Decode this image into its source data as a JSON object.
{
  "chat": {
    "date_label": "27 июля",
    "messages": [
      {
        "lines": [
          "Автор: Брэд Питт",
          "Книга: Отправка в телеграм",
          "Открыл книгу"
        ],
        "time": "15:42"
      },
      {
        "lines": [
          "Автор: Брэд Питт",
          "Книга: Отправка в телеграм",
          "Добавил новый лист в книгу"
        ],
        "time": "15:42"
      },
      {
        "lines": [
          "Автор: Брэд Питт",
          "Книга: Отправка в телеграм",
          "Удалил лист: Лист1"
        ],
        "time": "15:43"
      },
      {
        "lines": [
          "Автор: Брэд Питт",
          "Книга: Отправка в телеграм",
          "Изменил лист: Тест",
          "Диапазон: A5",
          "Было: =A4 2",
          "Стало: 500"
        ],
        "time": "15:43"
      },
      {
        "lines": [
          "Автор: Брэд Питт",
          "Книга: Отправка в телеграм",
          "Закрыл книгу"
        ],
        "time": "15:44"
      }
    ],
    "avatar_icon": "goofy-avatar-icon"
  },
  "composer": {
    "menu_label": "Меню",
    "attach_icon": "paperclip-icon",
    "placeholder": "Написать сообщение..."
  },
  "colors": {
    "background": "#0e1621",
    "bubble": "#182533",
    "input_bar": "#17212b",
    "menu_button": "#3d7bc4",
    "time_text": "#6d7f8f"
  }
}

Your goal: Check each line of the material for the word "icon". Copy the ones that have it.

Answer to this task:
    "avatar_icon": "goofy-avatar-icon"
    "attach_icon": "paperclip-icon",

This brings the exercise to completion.